Internal Migration and Leprosy in Shanghai from 2000 to 2019: an Epidemiological Study of New Cases
Jianyu Zhu, Chao Shi, Degang Yang, Yeqiang Liu, Jia Chen, Meiping Ye, Chunjie Liao, Zhichun Jing, Pingyu Zhou
Leprosy is a chronic infectious disease caused by Mycobacterium leprae. Massive internal migration from rural to urban areas poses new challenges for leprosy control in Shanghai, China. This retrospective epidemiological study examined new cases of leprosy diagnosed in Shanghai from 2000 to 2019, with emphasis on internal migration cases. There were 145 cases of leprosy in the study period; the majority of cases (89.0%) were internal migrants. Migrant cases had a mean of 25.4 months lag time from onset of symptoms to diagnosis, which was significantly longer than that of resident cases (mean 10.8 months, p < 0.001). Greater lag time from the first visit to diagnosis was observed in migrant cases (mean 23.2 months) compared with resident cases (mean 9.4 months, p < 0.001). A large majority of cases (91.0%) had been misdiagnosed. Internal migrant cases were responsible for most incidences of leprosy in Shanghai. They often did not receive timely diagnosis and treatment, which may have an adverse impact on the prevention of epidemic leprosy.
Internal migration of people from rural to urban areas in search of opportunities and better living is common in China. This migration may lead to an increased burden of leprosy in Shanghai urban areas. This study examines the cases of leprosy diagnosed in Shanghai, and compares the differences between indigenous cases of leprosy and cases in internal immigrants. Internal migrant cases were found to be responsible for most incidences of leprosy in Shanghai.
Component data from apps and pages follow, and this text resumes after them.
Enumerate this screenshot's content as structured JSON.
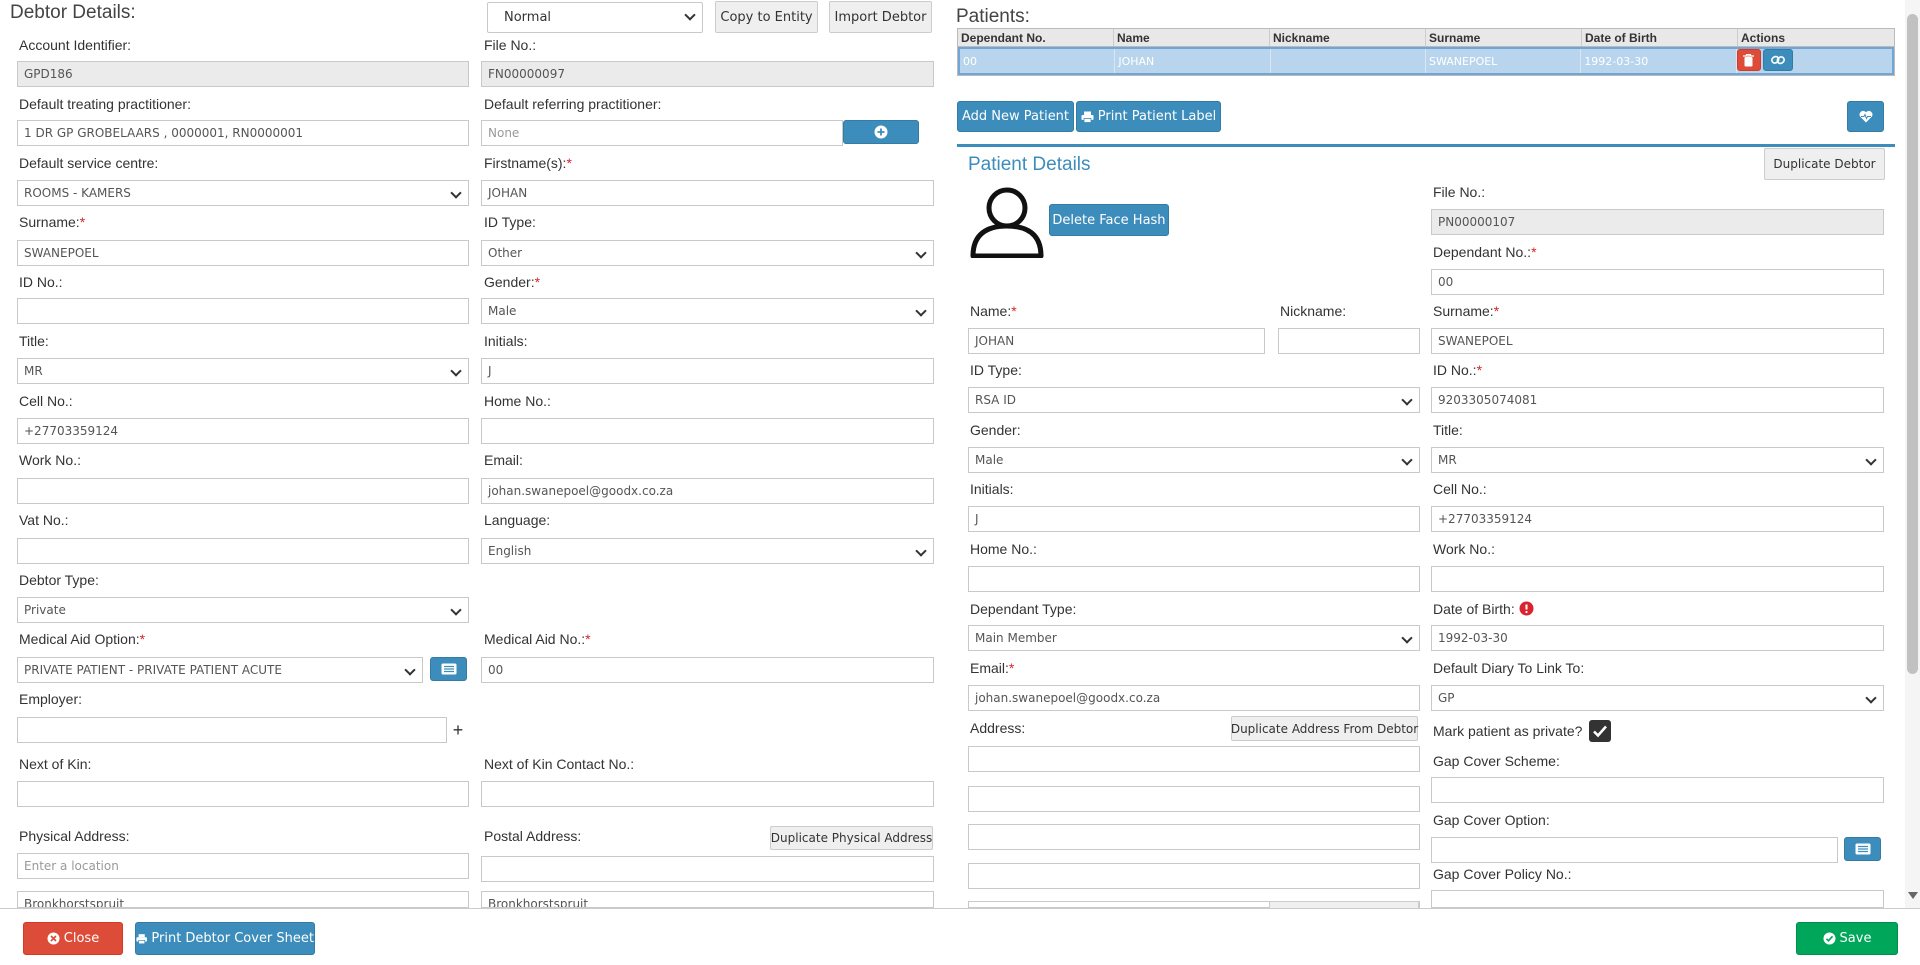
{
  "debtor": {
    "heading": "Debtor Details:",
    "mode_select": "Normal",
    "copy_to_entity": "Copy to Entity",
    "import_debtor": "Import Debtor",
    "account_identifier": {
      "label": "Account Identifier:",
      "value": "GPD186"
    },
    "file_no": {
      "label": "File No.:",
      "value": "FN00000097"
    },
    "default_treating_practitioner": {
      "label": "Default treating practitioner:",
      "value": "1 DR GP GROBELAARS , 0000001, RN0000001"
    },
    "default_referring_practitioner": {
      "label": "Default referring practitioner:",
      "placeholder": "None"
    },
    "default_service_centre": {
      "label": "Default service centre:",
      "value": "ROOMS - KAMERS"
    },
    "firstnames": {
      "label": "Firstname(s):",
      "value": "JOHAN"
    },
    "surname": {
      "label": "Surname:",
      "value": "SWANEPOEL"
    },
    "id_type": {
      "label": "ID Type:",
      "value": "Other"
    },
    "id_no": {
      "label": "ID No.:",
      "value": ""
    },
    "gender": {
      "label": "Gender:",
      "value": "Male"
    },
    "title": {
      "label": "Title:",
      "value": "MR"
    },
    "initials": {
      "label": "Initials:",
      "value": "J"
    },
    "cell_no": {
      "label": "Cell No.:",
      "value": "+27703359124"
    },
    "home_no": {
      "label": "Home No.:",
      "value": ""
    },
    "work_no": {
      "label": "Work No.:",
      "value": ""
    },
    "email": {
      "label": "Email:",
      "value": "johan.swanepoel@goodx.co.za"
    },
    "vat_no": {
      "label": "Vat No.:",
      "value": ""
    },
    "language": {
      "label": "Language:",
      "value": "English"
    },
    "debtor_type": {
      "label": "Debtor Type:",
      "value": "Private"
    },
    "medical_aid_option": {
      "label": "Medical Aid Option:",
      "value": "PRIVATE PATIENT - PRIVATE PATIENT ACUTE"
    },
    "medical_aid_no": {
      "label": "Medical Aid No.:",
      "value": "00"
    },
    "employer": {
      "label": "Employer:",
      "value": ""
    },
    "next_of_kin": {
      "label": "Next of Kin:",
      "value": ""
    },
    "next_of_kin_contact": {
      "label": "Next of Kin Contact No.:",
      "value": ""
    },
    "physical_address": {
      "label": "Physical Address:",
      "placeholder": "Enter a location",
      "line2": "Bronkhorstspruit"
    },
    "postal_address": {
      "label": "Postal Address:",
      "line2": "Bronkhorstspruit"
    },
    "duplicate_physical_address": "Duplicate Physical Address"
  },
  "patients": {
    "heading": "Patients:",
    "columns": [
      "Dependant No.",
      "Name",
      "Nickname",
      "Surname",
      "Date of Birth",
      "Actions"
    ],
    "rows": [
      {
        "dependant_no": "00",
        "name": "JOHAN",
        "nickname": "",
        "surname": "SWANEPOEL",
        "dob": "1992-03-30"
      }
    ],
    "add_new_patient": "Add New Patient",
    "print_patient_label": "Print Patient Label"
  },
  "patient": {
    "heading": "Patient Details",
    "duplicate_debtor": "Duplicate Debtor",
    "delete_face_hash": "Delete Face Hash",
    "file_no": {
      "label": "File No.:",
      "value": "PN00000107"
    },
    "dependant_no": {
      "label": "Dependant No.:",
      "value": "00"
    },
    "name": {
      "label": "Name:",
      "value": "JOHAN"
    },
    "nickname": {
      "label": "Nickname:",
      "value": ""
    },
    "surname": {
      "label": "Surname:",
      "value": "SWANEPOEL"
    },
    "id_type": {
      "label": "ID Type:",
      "value": "RSA ID"
    },
    "id_no": {
      "label": "ID No.:",
      "value": "9203305074081"
    },
    "gender": {
      "label": "Gender:",
      "value": "Male"
    },
    "title": {
      "label": "Title:",
      "value": "MR"
    },
    "initials": {
      "label": "Initials:",
      "value": "J"
    },
    "cell_no": {
      "label": "Cell No.:",
      "value": "+27703359124"
    },
    "home_no": {
      "label": "Home No.:",
      "value": ""
    },
    "work_no": {
      "label": "Work No.:",
      "value": ""
    },
    "dependant_type": {
      "label": "Dependant Type:",
      "value": "Main Member"
    },
    "date_of_birth": {
      "label": "Date of Birth:",
      "value": "1992-03-30"
    },
    "email": {
      "label": "Email:",
      "value": "johan.swanepoel@goodx.co.za"
    },
    "default_diary": {
      "label": "Default Diary To Link To:",
      "value": "GP"
    },
    "address": {
      "label": "Address:"
    },
    "duplicate_address": "Duplicate Address From Debtor",
    "mark_private": {
      "label": "Mark patient as private?",
      "checked": true
    },
    "gap_cover_scheme": {
      "label": "Gap Cover Scheme:",
      "value": ""
    },
    "gap_cover_option": {
      "label": "Gap Cover Option:",
      "value": ""
    },
    "gap_cover_policy": {
      "label": "Gap Cover Policy No.:",
      "value": ""
    }
  },
  "footer": {
    "close": "Close",
    "print_cover_sheet": "Print Debtor Cover Sheet",
    "save": "Save"
  },
  "colors": {
    "primary": "#3c8dbc",
    "danger": "#dd4b39",
    "success": "#00a65a",
    "required": "#d9232e"
  }
}
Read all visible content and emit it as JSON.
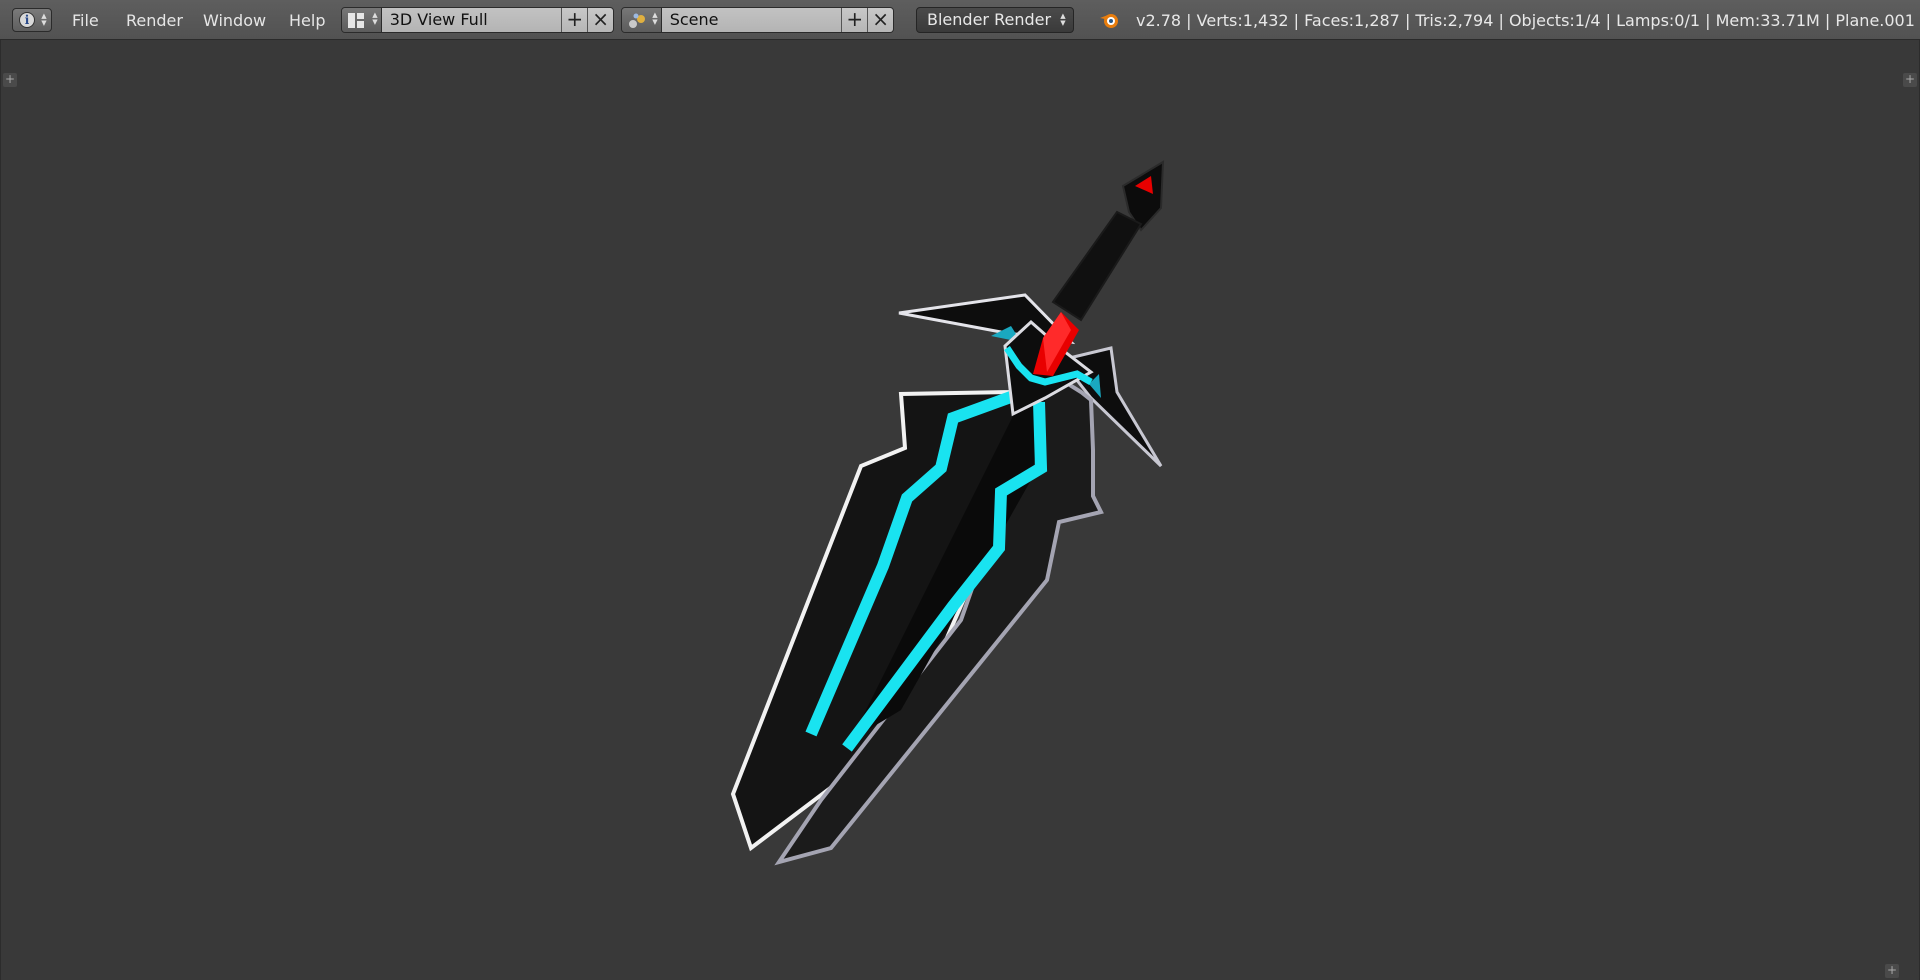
{
  "header": {
    "editor_type_icon": "info-icon",
    "menus": [
      "File",
      "Render",
      "Window",
      "Help"
    ],
    "screen_layout": {
      "icon": "screen-layout-icon",
      "value": "3D View Full",
      "add_icon": "plus-icon",
      "remove_icon": "x-icon"
    },
    "scene": {
      "icon": "scene-icon",
      "value": "Scene",
      "add_icon": "plus-icon",
      "remove_icon": "x-icon"
    },
    "render_engine": "Blender Render",
    "blender_logo_icon": "blender-logo-icon",
    "stats": "v2.78 | Verts:1,432 | Faces:1,287 | Tris:2,794 | Objects:1/4 | Lamps:0/1 | Mem:33.71M | Plane.001"
  },
  "viewport": {
    "background_color": "#393939",
    "model": "sword",
    "colors": {
      "blade": "#111111",
      "glow": "#19e3f0",
      "gem": "#e80000",
      "edge": "#d8d8e0"
    }
  }
}
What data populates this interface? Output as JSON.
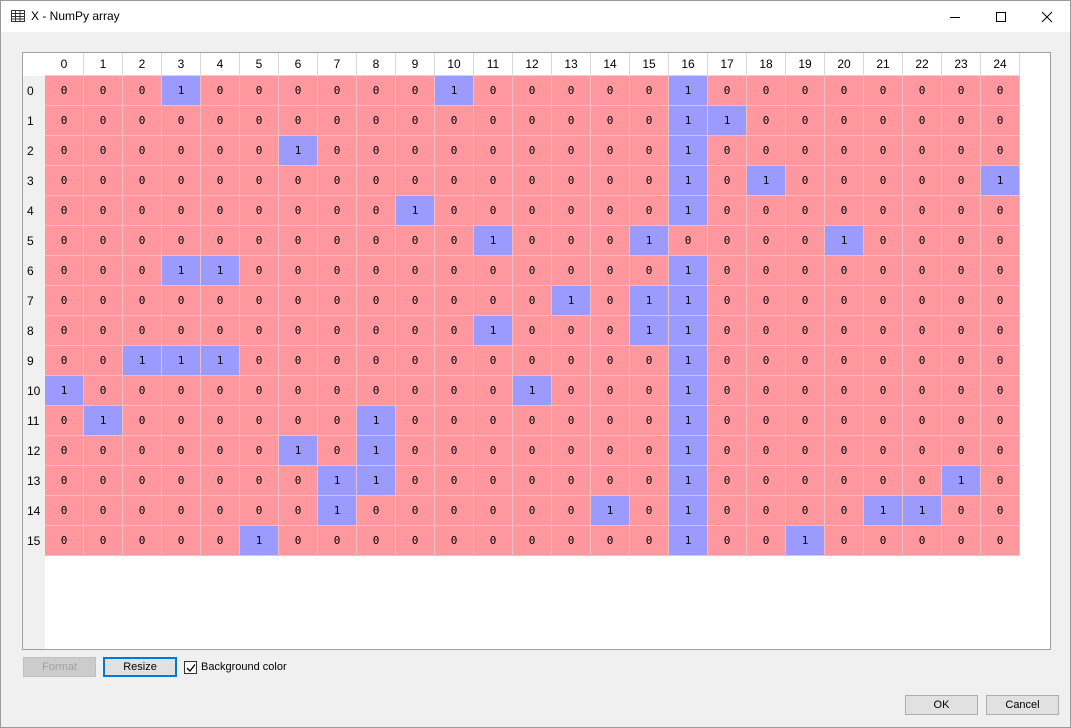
{
  "window": {
    "title": "X - NumPy array",
    "icon": "table-icon",
    "controls": [
      "minimize-icon",
      "maximize-icon",
      "close-icon"
    ]
  },
  "table": {
    "column_headers": [
      "0",
      "1",
      "2",
      "3",
      "4",
      "5",
      "6",
      "7",
      "8",
      "9",
      "10",
      "11",
      "12",
      "13",
      "14",
      "15",
      "16",
      "17",
      "18",
      "19",
      "20",
      "21",
      "22",
      "23",
      "24"
    ],
    "row_headers": [
      "0",
      "1",
      "2",
      "3",
      "4",
      "5",
      "6",
      "7",
      "8",
      "9",
      "10",
      "11",
      "12",
      "13",
      "14",
      "15"
    ],
    "colors": {
      "zero": "#ff979f",
      "one": "#9b9bff"
    },
    "rows": [
      [
        0,
        0,
        0,
        1,
        0,
        0,
        0,
        0,
        0,
        0,
        1,
        0,
        0,
        0,
        0,
        0,
        1,
        0,
        0,
        0,
        0,
        0,
        0,
        0,
        0
      ],
      [
        0,
        0,
        0,
        0,
        0,
        0,
        0,
        0,
        0,
        0,
        0,
        0,
        0,
        0,
        0,
        0,
        1,
        1,
        0,
        0,
        0,
        0,
        0,
        0,
        0
      ],
      [
        0,
        0,
        0,
        0,
        0,
        0,
        1,
        0,
        0,
        0,
        0,
        0,
        0,
        0,
        0,
        0,
        1,
        0,
        0,
        0,
        0,
        0,
        0,
        0,
        0
      ],
      [
        0,
        0,
        0,
        0,
        0,
        0,
        0,
        0,
        0,
        0,
        0,
        0,
        0,
        0,
        0,
        0,
        1,
        0,
        1,
        0,
        0,
        0,
        0,
        0,
        1
      ],
      [
        0,
        0,
        0,
        0,
        0,
        0,
        0,
        0,
        0,
        1,
        0,
        0,
        0,
        0,
        0,
        0,
        1,
        0,
        0,
        0,
        0,
        0,
        0,
        0,
        0
      ],
      [
        0,
        0,
        0,
        0,
        0,
        0,
        0,
        0,
        0,
        0,
        0,
        1,
        0,
        0,
        0,
        1,
        0,
        0,
        0,
        0,
        1,
        0,
        0,
        0,
        0
      ],
      [
        0,
        0,
        0,
        1,
        1,
        0,
        0,
        0,
        0,
        0,
        0,
        0,
        0,
        0,
        0,
        0,
        1,
        0,
        0,
        0,
        0,
        0,
        0,
        0,
        0
      ],
      [
        0,
        0,
        0,
        0,
        0,
        0,
        0,
        0,
        0,
        0,
        0,
        0,
        0,
        1,
        0,
        1,
        1,
        0,
        0,
        0,
        0,
        0,
        0,
        0,
        0
      ],
      [
        0,
        0,
        0,
        0,
        0,
        0,
        0,
        0,
        0,
        0,
        0,
        1,
        0,
        0,
        0,
        1,
        1,
        0,
        0,
        0,
        0,
        0,
        0,
        0,
        0
      ],
      [
        0,
        0,
        1,
        1,
        1,
        0,
        0,
        0,
        0,
        0,
        0,
        0,
        0,
        0,
        0,
        0,
        1,
        0,
        0,
        0,
        0,
        0,
        0,
        0,
        0
      ],
      [
        1,
        0,
        0,
        0,
        0,
        0,
        0,
        0,
        0,
        0,
        0,
        0,
        1,
        0,
        0,
        0,
        1,
        0,
        0,
        0,
        0,
        0,
        0,
        0,
        0
      ],
      [
        0,
        1,
        0,
        0,
        0,
        0,
        0,
        0,
        1,
        0,
        0,
        0,
        0,
        0,
        0,
        0,
        1,
        0,
        0,
        0,
        0,
        0,
        0,
        0,
        0
      ],
      [
        0,
        0,
        0,
        0,
        0,
        0,
        1,
        0,
        1,
        0,
        0,
        0,
        0,
        0,
        0,
        0,
        1,
        0,
        0,
        0,
        0,
        0,
        0,
        0,
        0
      ],
      [
        0,
        0,
        0,
        0,
        0,
        0,
        0,
        1,
        1,
        0,
        0,
        0,
        0,
        0,
        0,
        0,
        1,
        0,
        0,
        0,
        0,
        0,
        0,
        1,
        0
      ],
      [
        0,
        0,
        0,
        0,
        0,
        0,
        0,
        1,
        0,
        0,
        0,
        0,
        0,
        0,
        1,
        0,
        1,
        0,
        0,
        0,
        0,
        1,
        1,
        0,
        0
      ],
      [
        0,
        0,
        0,
        0,
        0,
        1,
        0,
        0,
        0,
        0,
        0,
        0,
        0,
        0,
        0,
        0,
        1,
        0,
        0,
        1,
        0,
        0,
        0,
        0,
        0
      ]
    ]
  },
  "controls": {
    "format_label": "Format",
    "format_enabled": false,
    "resize_label": "Resize",
    "background_color_label": "Background color",
    "background_color_checked": true
  },
  "dialog_buttons": {
    "ok_label": "OK",
    "cancel_label": "Cancel"
  }
}
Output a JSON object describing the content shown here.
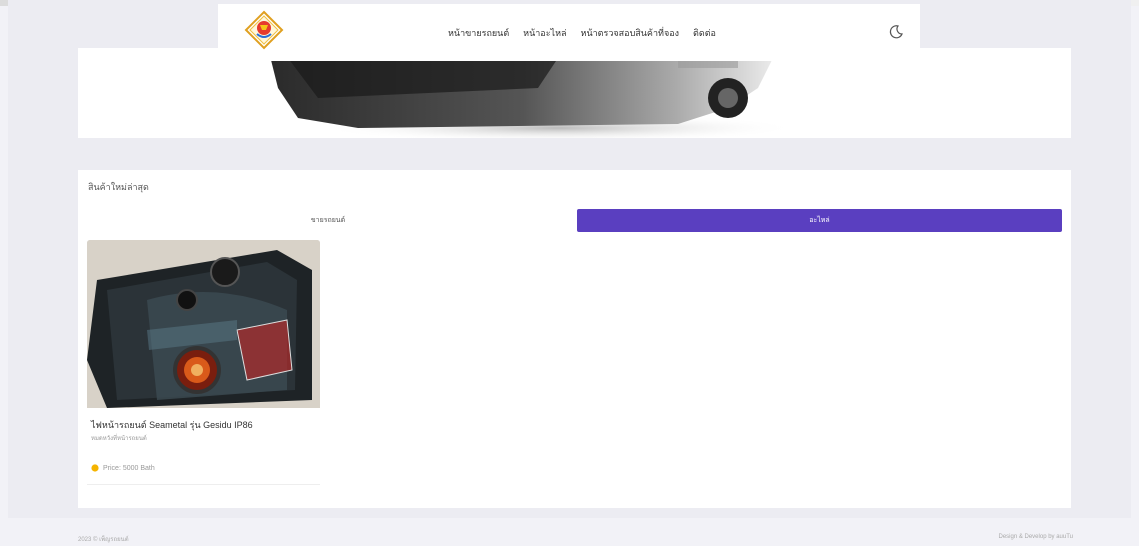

Misdiagnosis was the main reason for delays in diagnosis of leprosy. Internal migrant cases of leprosy had a longer delay in diagnosis than resident cases.